(To do):
Could you write out all the records once more, exactly?

** Opening Provided records block **

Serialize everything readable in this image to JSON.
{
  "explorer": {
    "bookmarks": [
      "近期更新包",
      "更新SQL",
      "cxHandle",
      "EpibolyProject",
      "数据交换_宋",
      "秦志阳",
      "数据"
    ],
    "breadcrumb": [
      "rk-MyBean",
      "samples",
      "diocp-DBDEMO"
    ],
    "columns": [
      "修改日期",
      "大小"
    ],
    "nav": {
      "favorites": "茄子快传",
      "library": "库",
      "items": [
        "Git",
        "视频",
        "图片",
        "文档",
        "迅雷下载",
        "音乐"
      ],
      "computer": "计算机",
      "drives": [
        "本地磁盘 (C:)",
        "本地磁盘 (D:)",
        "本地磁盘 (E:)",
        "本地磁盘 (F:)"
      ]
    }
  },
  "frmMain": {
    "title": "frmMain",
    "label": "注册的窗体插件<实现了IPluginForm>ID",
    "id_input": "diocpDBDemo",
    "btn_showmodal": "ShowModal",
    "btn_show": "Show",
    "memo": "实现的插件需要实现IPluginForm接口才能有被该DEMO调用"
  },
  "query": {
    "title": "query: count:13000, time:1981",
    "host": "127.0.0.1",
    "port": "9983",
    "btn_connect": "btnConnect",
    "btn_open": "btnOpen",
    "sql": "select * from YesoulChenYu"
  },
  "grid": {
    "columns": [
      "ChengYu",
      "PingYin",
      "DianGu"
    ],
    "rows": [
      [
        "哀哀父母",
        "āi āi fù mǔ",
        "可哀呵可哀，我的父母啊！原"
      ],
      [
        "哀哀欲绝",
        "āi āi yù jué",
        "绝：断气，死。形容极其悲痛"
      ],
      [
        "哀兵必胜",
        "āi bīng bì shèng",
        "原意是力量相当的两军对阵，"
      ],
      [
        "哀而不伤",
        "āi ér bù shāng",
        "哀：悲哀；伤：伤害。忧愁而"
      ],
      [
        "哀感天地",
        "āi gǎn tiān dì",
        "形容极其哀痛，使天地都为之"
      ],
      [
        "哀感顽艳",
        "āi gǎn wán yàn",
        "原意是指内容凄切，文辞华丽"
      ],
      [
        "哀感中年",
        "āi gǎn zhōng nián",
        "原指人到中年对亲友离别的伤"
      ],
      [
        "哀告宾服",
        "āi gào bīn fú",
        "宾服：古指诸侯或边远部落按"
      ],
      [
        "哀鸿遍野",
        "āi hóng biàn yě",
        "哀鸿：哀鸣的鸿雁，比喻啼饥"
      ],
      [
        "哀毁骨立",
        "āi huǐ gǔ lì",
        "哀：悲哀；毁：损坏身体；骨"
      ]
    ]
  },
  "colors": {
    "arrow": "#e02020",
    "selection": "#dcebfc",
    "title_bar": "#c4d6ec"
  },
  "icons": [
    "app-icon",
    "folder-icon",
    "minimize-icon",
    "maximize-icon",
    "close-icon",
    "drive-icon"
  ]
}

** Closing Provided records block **

(Task response):
Serialize everything readable in this image to JSON.
{
  "explorer": {
    "bookmarks": [
      "近期更新包",
      "更新SQL",
      "cxHandle",
      "EpibolyProject",
      "数据交换_宋",
      "秦志阳",
      "数据"
    ],
    "breadcrumb": [
      "rk-MyBean",
      "samples",
      "diocp-DBDEMO"
    ],
    "columns": [
      "修改日期",
      "大小"
    ],
    "nav": {
      "favorites": "茄子快传",
      "library": "库",
      "items": [
        "Git",
        "视频",
        "图片",
        "文档",
        "迅雷下载",
        "音乐"
      ],
      "computer": "计算机",
      "drives": [
        "本地磁盘 (C:)",
        "本地磁盘 (D:)",
        "本地磁盘 (E:)",
        "本地磁盘 (F:)"
      ]
    }
  },
  "frmMain": {
    "title": "frmMain",
    "label": "注册的窗体插件<实现了IPluginForm>ID",
    "id_input": "diocpDBDemo",
    "btn_showmodal": "ShowModal",
    "btn_show": "Show",
    "memo": "实现的插件需要实现IPluginForm接口才能有被该DEMO调用"
  },
  "query": {
    "title": "query: count:13000, time:1981",
    "host": "127.0.0.1",
    "port": "9983",
    "btn_connect": "btnConnect",
    "btn_open": "btnOpen",
    "sql": "select * from YesoulChenYu"
  },
  "grid": {
    "columns": [
      "ChengYu",
      "PingYin",
      "DianGu"
    ],
    "rows": [
      [
        "哀哀父母",
        "āi āi fù mǔ",
        "可哀呵可哀，我的父母啊！原"
      ],
      [
        "哀哀欲绝",
        "āi āi yù jué",
        "绝：断气，死。形容极其悲痛"
      ],
      [
        "哀兵必胜",
        "āi bīng bì shèng",
        "原意是力量相当的两军对阵，"
      ],
      [
        "哀而不伤",
        "āi ér bù shāng",
        "哀：悲哀；伤：伤害。忧愁而"
      ],
      [
        "哀感天地",
        "āi gǎn tiān dì",
        "形容极其哀痛，使天地都为之"
      ],
      [
        "哀感顽艳",
        "āi gǎn wán yàn",
        "原意是指内容凄切，文辞华丽"
      ],
      [
        "哀感中年",
        "āi gǎn zhōng nián",
        "原指人到中年对亲友离别的伤"
      ],
      [
        "哀告宾服",
        "āi gào bīn fú",
        "宾服：古指诸侯或边远部落按"
      ],
      [
        "哀鸿遍野",
        "āi hóng biàn yě",
        "哀鸿：哀鸣的鸿雁，比喻啼饥"
      ],
      [
        "哀毁骨立",
        "āi huǐ gǔ lì",
        "哀：悲哀；毁：损坏身体；骨"
      ]
    ]
  },
  "colors": {
    "arrow": "#e02020",
    "selection": "#dcebfc",
    "title_bar": "#c4d6ec"
  },
  "icons": [
    "app-icon",
    "folder-icon",
    "minimize-icon",
    "maximize-icon",
    "close-icon",
    "drive-icon"
  ]
}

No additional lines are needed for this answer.